And everything that's mine

cadd9
Even though I'm torn

D                    Am
I think that I'll be fine

Staring at the page
Listen (to) what she has to say
Scattered words to rearrange the whiskey
In my veins...
I better pay my dues today
Before she takes it all away
I better pay my dues today
Before she takes it all away
All away
All away
All away
All away
.

Sunday, October 5, 2014

Why You Should Avoid Pissing Off Writers

So I am planning to do NaNoWriMo again this year and instead of just trying to get 50,000 words down in 30 days I hope to get a completed story out of it as well. I will have to plot this out (blech!) and see where the target word count lands (initial projections have it at 60k or 2,000 words per day). I seriously have to get limbered up. Seeing as I haven't blogged since the summer I plan on getting back to my once a week post schedule. Also, I'm going to polish two chapters of my 2012 NaNo book (which is in editing mode still) and get them off to an editor in the next couple weeks, as well as get through the rest of that book looking for plot holes (chasms in some cases) and major crapola.




For this year's NaNo story I'm going a different direction and it's going to be quite a challenge. My biggest concern is how I am going to generate enough conflict to make it interesting. The good news is, my MC is a total dick so putting him through the wringer and seeing if he comes out the other end better off for it should be quite doable.

My MC doesn't exist. He is no one person. He's the embodiment of several people that I've interacted with over the past twenty years who have left a sour impression for one reason or another, and the MC is going to get his comeuppance for each and every one of those transgressions to which I've born witness.

This is why you should avoid pissing off writers.

We will come up with some of the wildest and most insane punishments you can imagine. Oh sure, we'll put that fancy disclaimer at the beginning of the book: "This is a work of fiction. Any resemblance to any person alive or dead is purely coincidental" but once you start reading the book you'll recognize the crap you pulled and know instantly that when the character was getting his face eaten from the inside out by a colony of fire ants that the author was thinking of you.


So, if you're a gigantic asshole, writers everywhere thank you. Conflict is what makes a novel go 'round and without your "contributions" to society the well we dip into for this stuff would be a lot shallower.

You might be saying, "This may be all well and good for fiction, but what about the real world? You can't just go all Spy vs. Spy on every single person that grates your cheese", and you'd be right. The concept of us versus them is not a new one. Since the dawn of time conflict has been a part of the human race. Let's define things as follows: "us" and "we" can be just one person, a group, collection of like-minded folks, organization, community, tribe, race, or nation. If you fit this definition I want you to listen and listen carefully:

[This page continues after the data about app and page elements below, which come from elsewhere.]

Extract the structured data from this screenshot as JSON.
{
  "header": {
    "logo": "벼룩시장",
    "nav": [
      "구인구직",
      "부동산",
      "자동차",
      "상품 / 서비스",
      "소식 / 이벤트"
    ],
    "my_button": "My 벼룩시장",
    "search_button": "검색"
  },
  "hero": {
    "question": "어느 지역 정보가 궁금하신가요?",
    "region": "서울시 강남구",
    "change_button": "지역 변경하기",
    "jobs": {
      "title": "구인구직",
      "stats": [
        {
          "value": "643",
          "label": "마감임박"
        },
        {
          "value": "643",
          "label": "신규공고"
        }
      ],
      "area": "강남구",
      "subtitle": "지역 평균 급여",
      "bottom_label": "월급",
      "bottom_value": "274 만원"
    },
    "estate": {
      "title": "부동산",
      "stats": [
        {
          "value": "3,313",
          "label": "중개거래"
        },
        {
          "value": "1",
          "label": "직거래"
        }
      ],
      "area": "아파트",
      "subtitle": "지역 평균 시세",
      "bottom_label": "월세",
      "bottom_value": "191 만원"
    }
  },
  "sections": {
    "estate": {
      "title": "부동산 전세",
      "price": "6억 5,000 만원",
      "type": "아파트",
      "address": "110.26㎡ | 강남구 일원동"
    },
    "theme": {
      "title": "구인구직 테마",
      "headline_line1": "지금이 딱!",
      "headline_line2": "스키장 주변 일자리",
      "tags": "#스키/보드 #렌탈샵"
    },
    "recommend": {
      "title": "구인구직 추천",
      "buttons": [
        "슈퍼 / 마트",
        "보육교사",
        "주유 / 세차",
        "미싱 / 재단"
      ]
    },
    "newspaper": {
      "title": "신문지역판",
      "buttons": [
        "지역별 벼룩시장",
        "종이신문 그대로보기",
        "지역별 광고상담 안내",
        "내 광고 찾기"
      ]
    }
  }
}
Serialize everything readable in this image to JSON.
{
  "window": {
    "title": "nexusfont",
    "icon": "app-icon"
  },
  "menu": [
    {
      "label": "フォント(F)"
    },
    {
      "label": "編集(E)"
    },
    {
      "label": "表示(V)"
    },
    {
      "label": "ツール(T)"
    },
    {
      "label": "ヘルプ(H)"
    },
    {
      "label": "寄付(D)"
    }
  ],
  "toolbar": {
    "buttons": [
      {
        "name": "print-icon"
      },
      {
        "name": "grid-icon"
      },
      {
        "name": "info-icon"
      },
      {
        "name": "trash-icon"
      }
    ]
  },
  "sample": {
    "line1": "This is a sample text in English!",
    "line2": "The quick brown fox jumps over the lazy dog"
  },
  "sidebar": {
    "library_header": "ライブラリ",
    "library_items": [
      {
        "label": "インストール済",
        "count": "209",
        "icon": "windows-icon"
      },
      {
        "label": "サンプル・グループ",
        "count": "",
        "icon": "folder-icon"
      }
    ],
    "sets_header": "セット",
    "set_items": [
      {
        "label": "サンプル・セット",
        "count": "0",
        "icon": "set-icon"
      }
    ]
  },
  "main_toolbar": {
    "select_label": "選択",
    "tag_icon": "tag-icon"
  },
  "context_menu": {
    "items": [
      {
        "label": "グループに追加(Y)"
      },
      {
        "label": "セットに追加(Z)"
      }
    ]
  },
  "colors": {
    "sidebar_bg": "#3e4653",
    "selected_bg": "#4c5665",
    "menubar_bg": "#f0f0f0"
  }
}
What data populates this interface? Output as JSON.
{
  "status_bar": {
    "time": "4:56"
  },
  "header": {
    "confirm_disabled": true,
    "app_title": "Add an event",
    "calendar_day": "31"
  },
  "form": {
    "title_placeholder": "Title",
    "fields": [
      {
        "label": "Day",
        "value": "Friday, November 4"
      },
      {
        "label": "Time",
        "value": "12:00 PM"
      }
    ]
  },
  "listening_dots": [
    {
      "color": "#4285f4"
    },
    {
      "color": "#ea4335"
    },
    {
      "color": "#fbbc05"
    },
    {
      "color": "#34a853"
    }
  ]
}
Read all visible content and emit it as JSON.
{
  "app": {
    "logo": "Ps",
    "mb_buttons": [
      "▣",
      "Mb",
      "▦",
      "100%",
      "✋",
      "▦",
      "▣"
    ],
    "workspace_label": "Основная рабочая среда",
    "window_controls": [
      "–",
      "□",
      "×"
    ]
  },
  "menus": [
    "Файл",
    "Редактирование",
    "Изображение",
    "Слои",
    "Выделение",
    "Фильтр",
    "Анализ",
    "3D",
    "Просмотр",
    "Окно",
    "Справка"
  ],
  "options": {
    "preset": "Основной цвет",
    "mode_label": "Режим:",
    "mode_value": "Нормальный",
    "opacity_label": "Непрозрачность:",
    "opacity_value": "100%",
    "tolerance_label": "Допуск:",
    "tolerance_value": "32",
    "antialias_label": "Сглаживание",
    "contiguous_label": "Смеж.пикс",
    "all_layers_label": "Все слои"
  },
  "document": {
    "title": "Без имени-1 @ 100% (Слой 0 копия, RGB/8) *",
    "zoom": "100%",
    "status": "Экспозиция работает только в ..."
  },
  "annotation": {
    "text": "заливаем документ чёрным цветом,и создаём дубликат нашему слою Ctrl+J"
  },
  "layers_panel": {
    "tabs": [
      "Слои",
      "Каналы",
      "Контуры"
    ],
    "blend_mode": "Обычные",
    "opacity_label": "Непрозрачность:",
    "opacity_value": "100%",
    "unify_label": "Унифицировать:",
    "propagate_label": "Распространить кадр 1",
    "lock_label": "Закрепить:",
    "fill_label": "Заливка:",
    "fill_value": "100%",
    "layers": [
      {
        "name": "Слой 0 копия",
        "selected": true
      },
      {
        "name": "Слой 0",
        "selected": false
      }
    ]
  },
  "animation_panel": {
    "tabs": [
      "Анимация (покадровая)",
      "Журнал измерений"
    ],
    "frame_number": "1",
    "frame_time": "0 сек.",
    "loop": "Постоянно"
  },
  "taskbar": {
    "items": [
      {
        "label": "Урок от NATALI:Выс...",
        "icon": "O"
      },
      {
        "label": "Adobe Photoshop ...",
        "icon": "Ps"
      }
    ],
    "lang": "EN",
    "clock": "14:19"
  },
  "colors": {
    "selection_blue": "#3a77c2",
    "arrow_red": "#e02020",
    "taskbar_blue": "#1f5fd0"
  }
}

There will always those with whom we don't get along. If they offend our sensibilities, wrong us in some way, marginalize us, oppress us, or harm us, I humbly request that we don't ever sink to their level. Even if we have all the education, skills, money, power, and support in the world behind us, especially if we have all those things, don't do it. Don't sink. If we can't find another way, a better way than them, then it's up to us to seek out help in finding one. If we won't find another way, a better way; if we outright refuse to do this one thing that makes us different than them, then we have become them and we should be ashamed. Find better ways.


~ Andrew